## What this task involves
Across the data, every line with the word "Create" counts once; state the total alone.

Page and application data records:
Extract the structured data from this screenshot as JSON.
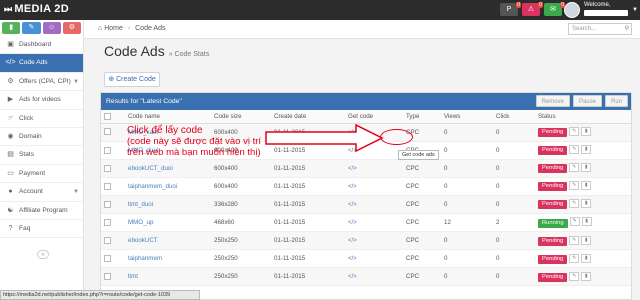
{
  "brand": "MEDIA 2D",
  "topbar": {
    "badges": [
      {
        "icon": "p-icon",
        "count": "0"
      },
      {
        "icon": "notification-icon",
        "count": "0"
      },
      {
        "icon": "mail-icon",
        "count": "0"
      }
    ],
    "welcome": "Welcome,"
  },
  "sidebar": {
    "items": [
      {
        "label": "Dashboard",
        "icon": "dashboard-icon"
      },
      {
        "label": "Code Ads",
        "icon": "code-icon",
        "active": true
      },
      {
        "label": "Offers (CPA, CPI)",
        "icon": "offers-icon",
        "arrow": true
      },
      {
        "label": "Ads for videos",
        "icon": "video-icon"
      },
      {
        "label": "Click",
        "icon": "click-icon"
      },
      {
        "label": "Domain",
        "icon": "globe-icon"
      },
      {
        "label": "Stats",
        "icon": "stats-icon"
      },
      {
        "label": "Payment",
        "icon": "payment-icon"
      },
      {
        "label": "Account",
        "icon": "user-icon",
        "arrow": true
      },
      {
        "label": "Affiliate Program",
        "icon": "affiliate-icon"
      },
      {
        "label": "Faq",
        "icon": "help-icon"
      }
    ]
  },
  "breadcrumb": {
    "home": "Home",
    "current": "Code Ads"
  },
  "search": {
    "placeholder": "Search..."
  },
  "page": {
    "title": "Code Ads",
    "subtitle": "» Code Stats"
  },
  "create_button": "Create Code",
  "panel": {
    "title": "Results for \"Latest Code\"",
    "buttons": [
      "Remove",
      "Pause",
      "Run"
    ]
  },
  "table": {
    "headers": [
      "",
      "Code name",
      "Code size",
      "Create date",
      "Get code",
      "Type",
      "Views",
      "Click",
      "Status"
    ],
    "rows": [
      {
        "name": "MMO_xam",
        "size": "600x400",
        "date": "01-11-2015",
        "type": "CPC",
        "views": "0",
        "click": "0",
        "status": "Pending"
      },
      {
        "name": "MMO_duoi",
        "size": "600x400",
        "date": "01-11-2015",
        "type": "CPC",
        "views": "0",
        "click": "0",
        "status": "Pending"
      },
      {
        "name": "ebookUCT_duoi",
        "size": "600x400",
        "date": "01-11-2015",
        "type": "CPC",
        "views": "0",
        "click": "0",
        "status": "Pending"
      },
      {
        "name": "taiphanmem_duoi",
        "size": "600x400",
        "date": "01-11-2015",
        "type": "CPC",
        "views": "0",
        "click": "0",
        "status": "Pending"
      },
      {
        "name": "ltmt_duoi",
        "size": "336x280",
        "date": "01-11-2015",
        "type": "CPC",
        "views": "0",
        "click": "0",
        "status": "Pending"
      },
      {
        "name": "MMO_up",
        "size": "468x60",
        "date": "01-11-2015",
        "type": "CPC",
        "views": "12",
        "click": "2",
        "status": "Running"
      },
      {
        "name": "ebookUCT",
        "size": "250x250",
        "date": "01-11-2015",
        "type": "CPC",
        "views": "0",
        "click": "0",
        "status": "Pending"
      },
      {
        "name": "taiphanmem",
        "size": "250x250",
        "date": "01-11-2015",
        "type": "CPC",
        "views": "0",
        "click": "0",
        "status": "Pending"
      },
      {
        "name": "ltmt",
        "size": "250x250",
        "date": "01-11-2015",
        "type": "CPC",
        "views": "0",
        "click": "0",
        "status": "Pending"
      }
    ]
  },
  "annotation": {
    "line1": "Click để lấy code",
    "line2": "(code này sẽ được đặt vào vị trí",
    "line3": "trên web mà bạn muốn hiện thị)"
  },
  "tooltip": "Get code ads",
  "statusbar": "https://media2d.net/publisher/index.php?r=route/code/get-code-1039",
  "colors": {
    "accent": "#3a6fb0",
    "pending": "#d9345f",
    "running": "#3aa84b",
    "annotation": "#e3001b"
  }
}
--
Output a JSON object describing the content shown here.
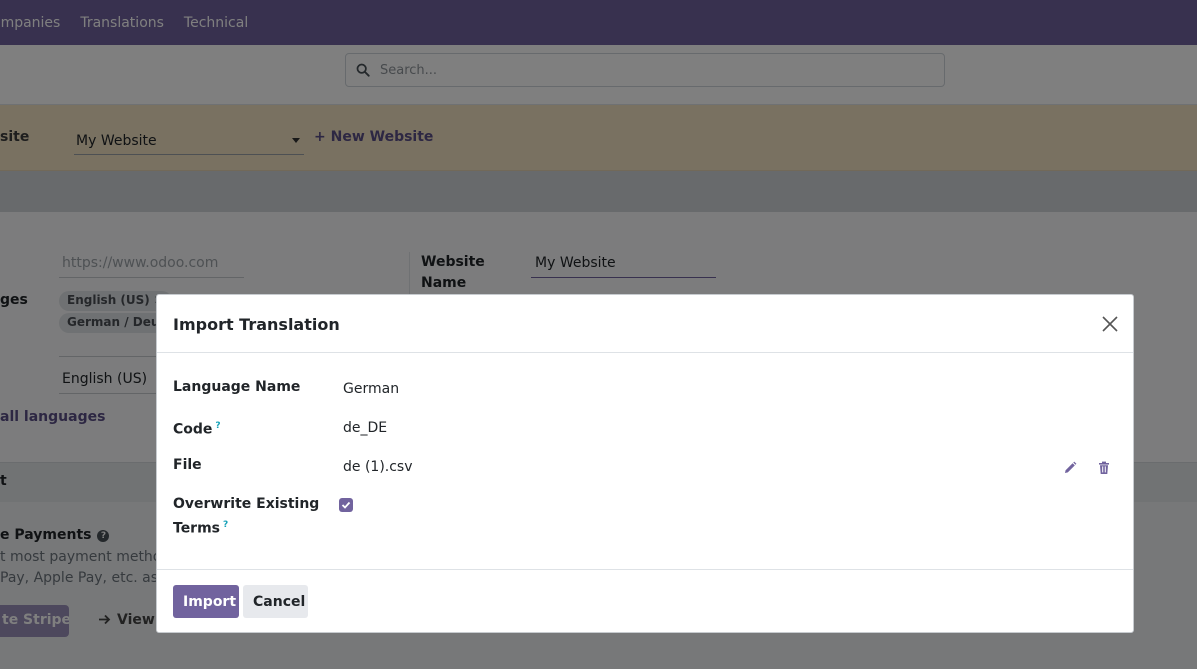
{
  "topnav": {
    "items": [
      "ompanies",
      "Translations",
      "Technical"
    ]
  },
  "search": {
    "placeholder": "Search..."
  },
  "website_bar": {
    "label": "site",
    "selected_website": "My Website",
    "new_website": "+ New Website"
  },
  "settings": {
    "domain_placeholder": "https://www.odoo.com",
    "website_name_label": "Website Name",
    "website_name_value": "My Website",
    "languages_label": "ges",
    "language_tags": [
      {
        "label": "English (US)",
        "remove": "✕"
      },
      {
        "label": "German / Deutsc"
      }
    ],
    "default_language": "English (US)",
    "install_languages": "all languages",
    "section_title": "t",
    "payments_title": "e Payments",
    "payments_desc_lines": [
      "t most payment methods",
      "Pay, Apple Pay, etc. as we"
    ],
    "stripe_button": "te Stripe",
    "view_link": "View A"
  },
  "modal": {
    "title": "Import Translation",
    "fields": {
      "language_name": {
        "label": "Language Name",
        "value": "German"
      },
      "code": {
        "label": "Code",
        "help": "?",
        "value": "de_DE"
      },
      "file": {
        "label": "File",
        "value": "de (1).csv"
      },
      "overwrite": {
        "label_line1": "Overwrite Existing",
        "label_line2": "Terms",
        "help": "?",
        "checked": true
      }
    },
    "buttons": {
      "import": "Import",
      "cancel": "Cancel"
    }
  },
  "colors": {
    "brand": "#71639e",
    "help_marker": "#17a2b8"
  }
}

## Response for this exercise
2